*** STUDY MATERIAL

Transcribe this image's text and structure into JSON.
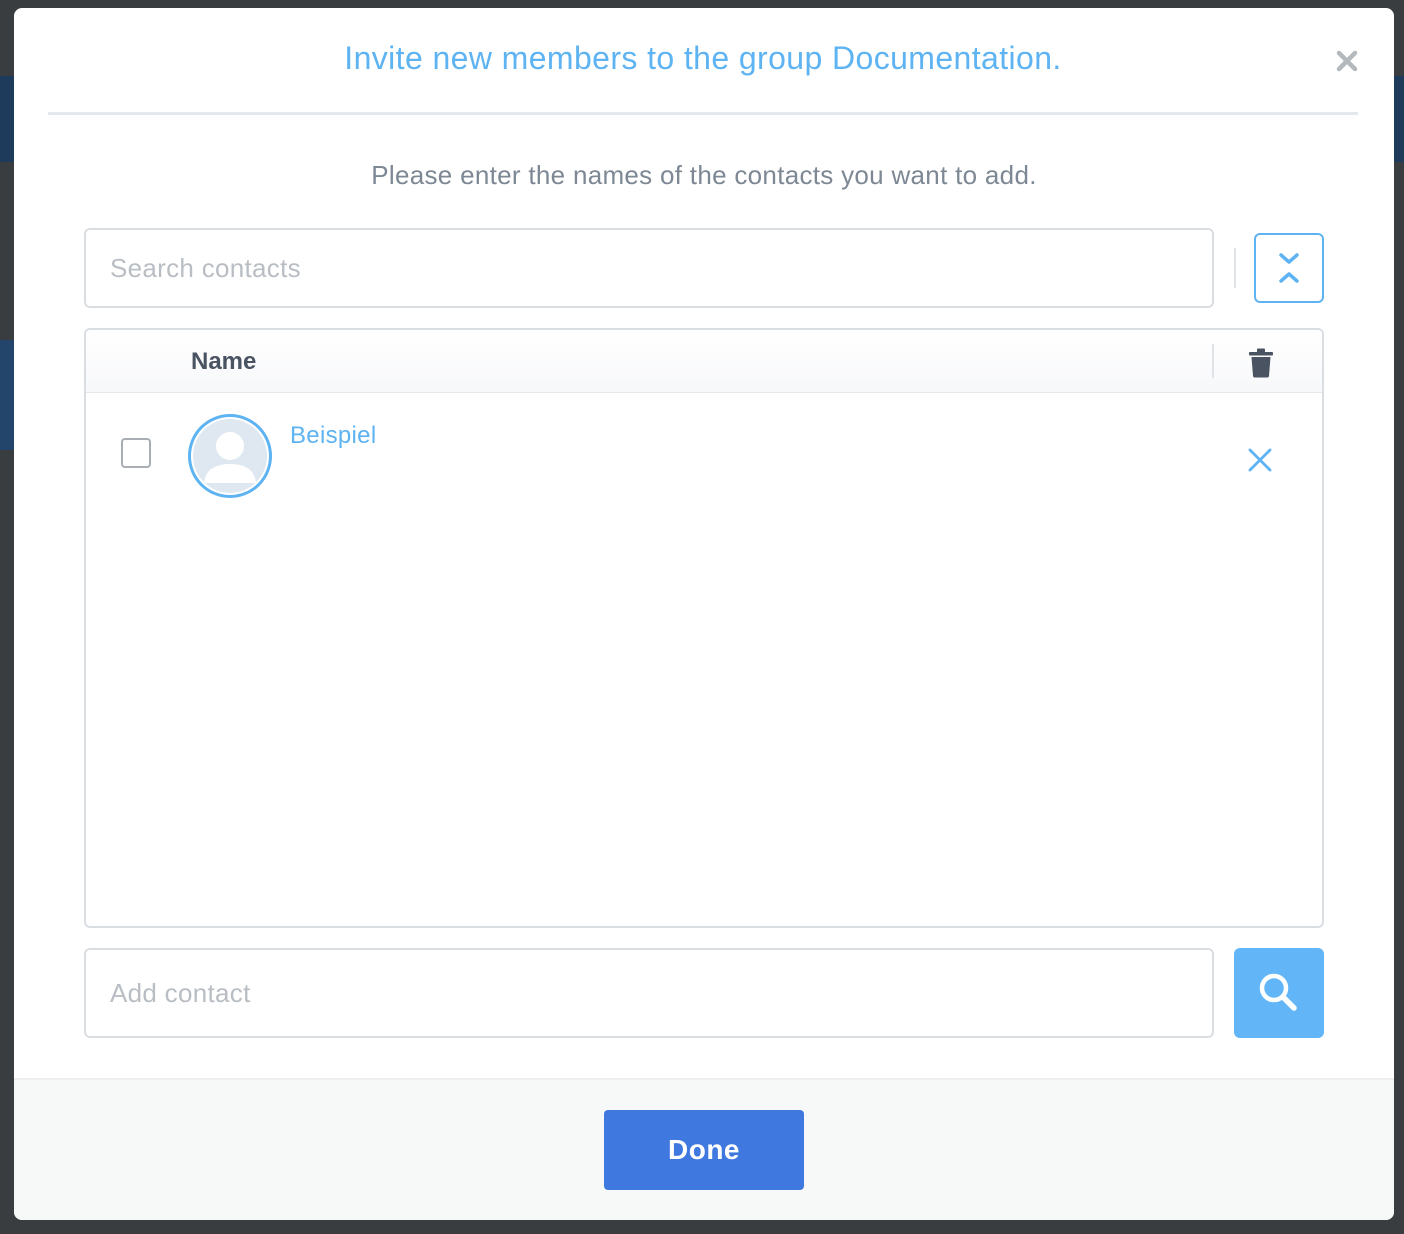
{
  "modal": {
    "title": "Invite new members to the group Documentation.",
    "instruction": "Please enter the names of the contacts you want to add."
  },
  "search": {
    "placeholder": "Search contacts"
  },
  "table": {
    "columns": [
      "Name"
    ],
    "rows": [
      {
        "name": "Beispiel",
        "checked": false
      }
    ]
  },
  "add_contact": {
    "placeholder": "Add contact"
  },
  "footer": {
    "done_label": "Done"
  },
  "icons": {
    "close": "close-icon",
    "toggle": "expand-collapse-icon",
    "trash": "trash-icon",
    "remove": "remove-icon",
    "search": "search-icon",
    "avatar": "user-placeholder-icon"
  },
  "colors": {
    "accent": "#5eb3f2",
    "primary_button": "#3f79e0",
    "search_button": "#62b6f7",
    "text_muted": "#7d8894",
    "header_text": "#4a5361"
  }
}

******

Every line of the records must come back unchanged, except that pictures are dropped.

Transcribe this image's text and structure into JSON.
{
  "modal": {
    "title": "Invite new members to the group Documentation.",
    "instruction": "Please enter the names of the contacts you want to add."
  },
  "search": {
    "placeholder": "Search contacts"
  },
  "table": {
    "columns": [
      "Name"
    ],
    "rows": [
      {
        "name": "Beispiel",
        "checked": false
      }
    ]
  },
  "add_contact": {
    "placeholder": "Add contact"
  },
  "footer": {
    "done_label": "Done"
  },
  "icons": {
    "close": "close-icon",
    "toggle": "expand-collapse-icon",
    "trash": "trash-icon",
    "remove": "remove-icon",
    "search": "search-icon",
    "avatar": "user-placeholder-icon"
  },
  "colors": {
    "accent": "#5eb3f2",
    "primary_button": "#3f79e0",
    "search_button": "#62b6f7",
    "text_muted": "#7d8894",
    "header_text": "#4a5361"
  }
}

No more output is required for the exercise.